Brad Feld wrote a great post on UX philosophy over the weekend. His question was not who contributed to it but instead who owns it.
I’ve been in three board meetings in the last month where it was painfully apparent that there wasn’t a person in the company who owned the UX philosophy of the product. I’m explicitly saying “UX” (user experience) rather than “UI” (user interface) as each company had an excellent designer and the application looked great. But the UX broke down quickly, especially as you went from novice first time user to experienced user.
In my experience, many small companies are 1) running for their lives and 2) consensus driven. Both of these kill good UX. For one, running fast means not taking the time to contemplate how we’d expect to interact with an application and also means no time spent thinking about the implications of design, features and experience across platforms. Some things just take time and this is one of them. In order to plan for consistent interaction the UX “owner” must have both a deep understanding of ways of interacting and vast experience across platforms, not to mention a deep understanding of the product’s intent. Acquiring those skills takes time.
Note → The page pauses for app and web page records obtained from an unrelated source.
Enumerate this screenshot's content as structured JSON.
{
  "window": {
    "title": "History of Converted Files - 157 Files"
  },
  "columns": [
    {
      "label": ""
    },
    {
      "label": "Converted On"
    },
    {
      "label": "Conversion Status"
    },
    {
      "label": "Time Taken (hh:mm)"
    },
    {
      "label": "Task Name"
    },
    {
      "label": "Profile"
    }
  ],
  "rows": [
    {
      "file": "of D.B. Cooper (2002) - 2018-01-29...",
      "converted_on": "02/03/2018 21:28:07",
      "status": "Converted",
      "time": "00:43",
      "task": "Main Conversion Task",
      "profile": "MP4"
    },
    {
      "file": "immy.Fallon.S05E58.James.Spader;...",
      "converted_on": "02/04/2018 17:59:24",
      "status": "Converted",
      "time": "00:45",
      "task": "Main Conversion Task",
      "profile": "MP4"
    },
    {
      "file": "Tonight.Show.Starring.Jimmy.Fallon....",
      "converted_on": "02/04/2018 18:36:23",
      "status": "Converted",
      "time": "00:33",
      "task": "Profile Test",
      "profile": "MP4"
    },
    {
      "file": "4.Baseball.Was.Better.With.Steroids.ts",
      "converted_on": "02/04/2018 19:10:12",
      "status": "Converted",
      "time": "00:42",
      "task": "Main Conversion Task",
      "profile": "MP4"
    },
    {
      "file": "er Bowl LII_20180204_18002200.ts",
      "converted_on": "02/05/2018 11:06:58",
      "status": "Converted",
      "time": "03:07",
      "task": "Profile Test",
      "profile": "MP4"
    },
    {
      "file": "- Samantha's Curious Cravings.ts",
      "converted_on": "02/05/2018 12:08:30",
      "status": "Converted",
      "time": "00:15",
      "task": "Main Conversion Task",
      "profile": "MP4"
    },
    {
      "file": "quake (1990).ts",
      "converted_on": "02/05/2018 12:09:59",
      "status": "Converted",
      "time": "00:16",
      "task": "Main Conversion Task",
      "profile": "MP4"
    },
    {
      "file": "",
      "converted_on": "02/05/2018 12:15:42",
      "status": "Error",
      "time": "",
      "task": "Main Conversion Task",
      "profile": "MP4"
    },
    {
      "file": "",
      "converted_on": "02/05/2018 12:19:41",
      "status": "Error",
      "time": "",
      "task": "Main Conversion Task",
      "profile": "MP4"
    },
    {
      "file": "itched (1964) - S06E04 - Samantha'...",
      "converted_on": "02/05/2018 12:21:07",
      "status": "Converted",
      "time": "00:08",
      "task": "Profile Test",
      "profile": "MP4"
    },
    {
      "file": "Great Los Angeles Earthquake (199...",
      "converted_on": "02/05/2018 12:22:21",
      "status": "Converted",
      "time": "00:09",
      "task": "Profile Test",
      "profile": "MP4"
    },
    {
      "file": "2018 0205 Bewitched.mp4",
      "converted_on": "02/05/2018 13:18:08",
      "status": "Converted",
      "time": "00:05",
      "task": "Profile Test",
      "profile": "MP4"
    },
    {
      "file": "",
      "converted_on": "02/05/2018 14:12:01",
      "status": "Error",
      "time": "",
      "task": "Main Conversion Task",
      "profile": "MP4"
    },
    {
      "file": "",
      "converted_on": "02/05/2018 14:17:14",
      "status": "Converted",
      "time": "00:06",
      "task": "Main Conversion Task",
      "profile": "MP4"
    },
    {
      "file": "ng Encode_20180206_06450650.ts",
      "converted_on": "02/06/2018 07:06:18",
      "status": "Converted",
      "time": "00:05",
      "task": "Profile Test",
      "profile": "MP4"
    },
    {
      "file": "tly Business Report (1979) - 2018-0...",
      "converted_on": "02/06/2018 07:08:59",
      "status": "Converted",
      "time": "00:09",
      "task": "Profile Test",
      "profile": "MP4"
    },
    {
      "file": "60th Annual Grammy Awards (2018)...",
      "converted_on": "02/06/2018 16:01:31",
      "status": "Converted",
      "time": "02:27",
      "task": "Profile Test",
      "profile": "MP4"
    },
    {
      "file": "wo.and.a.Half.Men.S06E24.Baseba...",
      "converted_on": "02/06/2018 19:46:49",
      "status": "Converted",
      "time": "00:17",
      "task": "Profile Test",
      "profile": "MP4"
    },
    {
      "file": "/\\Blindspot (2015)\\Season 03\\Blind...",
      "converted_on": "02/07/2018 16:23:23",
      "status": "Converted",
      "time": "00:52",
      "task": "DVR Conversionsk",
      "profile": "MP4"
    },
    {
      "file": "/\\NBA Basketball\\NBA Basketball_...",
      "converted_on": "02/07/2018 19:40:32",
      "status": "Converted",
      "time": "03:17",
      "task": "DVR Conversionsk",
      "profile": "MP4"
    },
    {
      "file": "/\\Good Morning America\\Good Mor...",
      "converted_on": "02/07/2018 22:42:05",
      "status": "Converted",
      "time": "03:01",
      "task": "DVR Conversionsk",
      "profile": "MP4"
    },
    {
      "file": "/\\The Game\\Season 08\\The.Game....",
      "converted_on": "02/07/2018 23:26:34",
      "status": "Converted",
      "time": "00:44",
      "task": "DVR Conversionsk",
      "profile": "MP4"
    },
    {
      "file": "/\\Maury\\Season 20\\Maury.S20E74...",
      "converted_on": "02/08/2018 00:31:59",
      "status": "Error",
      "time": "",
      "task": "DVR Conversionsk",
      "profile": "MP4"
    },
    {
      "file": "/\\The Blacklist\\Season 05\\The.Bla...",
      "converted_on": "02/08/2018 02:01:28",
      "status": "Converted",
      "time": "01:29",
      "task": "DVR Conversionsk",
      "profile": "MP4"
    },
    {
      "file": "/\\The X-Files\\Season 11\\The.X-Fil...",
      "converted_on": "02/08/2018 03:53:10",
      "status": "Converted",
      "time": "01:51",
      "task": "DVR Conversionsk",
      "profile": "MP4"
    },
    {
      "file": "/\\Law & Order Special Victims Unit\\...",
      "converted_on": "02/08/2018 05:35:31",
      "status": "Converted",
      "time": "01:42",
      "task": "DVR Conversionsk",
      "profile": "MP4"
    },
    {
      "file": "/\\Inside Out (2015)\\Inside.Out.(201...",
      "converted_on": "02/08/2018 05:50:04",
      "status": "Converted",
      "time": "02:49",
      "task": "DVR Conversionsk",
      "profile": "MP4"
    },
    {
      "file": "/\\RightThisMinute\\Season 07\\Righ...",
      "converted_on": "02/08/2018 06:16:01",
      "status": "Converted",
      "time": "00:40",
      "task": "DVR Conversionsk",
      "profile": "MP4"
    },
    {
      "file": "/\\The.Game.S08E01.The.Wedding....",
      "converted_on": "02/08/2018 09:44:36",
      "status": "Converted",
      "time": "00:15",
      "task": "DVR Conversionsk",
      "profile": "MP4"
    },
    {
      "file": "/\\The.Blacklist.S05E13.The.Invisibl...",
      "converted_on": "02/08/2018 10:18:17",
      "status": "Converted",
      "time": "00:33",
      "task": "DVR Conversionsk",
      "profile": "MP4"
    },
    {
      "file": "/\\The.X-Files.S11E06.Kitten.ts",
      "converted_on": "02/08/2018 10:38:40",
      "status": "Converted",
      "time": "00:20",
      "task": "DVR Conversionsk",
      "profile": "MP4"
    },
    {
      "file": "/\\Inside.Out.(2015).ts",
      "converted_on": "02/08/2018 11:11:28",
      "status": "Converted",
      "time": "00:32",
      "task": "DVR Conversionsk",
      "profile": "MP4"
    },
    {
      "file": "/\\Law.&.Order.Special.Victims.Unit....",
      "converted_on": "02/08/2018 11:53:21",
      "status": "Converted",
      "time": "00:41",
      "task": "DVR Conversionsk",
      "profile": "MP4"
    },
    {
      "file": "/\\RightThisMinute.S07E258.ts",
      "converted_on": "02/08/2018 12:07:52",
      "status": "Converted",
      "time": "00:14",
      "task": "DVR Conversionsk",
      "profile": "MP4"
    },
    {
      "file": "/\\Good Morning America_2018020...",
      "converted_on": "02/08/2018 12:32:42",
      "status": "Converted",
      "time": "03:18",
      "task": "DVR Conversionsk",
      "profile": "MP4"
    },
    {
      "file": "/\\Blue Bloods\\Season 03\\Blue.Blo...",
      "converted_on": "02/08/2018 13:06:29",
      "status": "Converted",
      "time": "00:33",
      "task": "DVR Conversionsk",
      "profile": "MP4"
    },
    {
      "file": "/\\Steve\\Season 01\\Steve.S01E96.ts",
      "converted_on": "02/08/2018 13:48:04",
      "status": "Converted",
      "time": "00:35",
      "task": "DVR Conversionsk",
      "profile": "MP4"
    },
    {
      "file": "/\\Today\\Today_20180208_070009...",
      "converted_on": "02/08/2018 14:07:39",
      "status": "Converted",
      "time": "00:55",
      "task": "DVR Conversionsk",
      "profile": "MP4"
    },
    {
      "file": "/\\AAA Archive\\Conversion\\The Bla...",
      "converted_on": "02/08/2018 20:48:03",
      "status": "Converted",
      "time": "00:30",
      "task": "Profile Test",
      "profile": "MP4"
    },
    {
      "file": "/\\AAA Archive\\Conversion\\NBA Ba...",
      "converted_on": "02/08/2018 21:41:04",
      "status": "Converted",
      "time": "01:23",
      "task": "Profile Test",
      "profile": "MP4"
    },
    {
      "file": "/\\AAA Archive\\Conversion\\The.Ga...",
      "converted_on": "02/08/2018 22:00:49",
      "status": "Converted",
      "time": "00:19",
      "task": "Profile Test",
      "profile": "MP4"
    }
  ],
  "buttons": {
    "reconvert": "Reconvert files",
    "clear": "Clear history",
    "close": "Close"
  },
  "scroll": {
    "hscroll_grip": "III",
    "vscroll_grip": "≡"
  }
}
As to the second point, when there are only a couple of employees it is really easy to go with the opinion of the room. This doesn’t work at all for UX. UX is a dictator’s game, for anal retentive ones at that. Someone has to have the iron fist that says this goes here and that goes there and I expect this other thing to work like this. The group can contribute, provide feedback and better be willing to challenge the dictator, but one person must take responsibility for consistently enforcing the philosophy. Everyone else, then, must follow or get out of the way.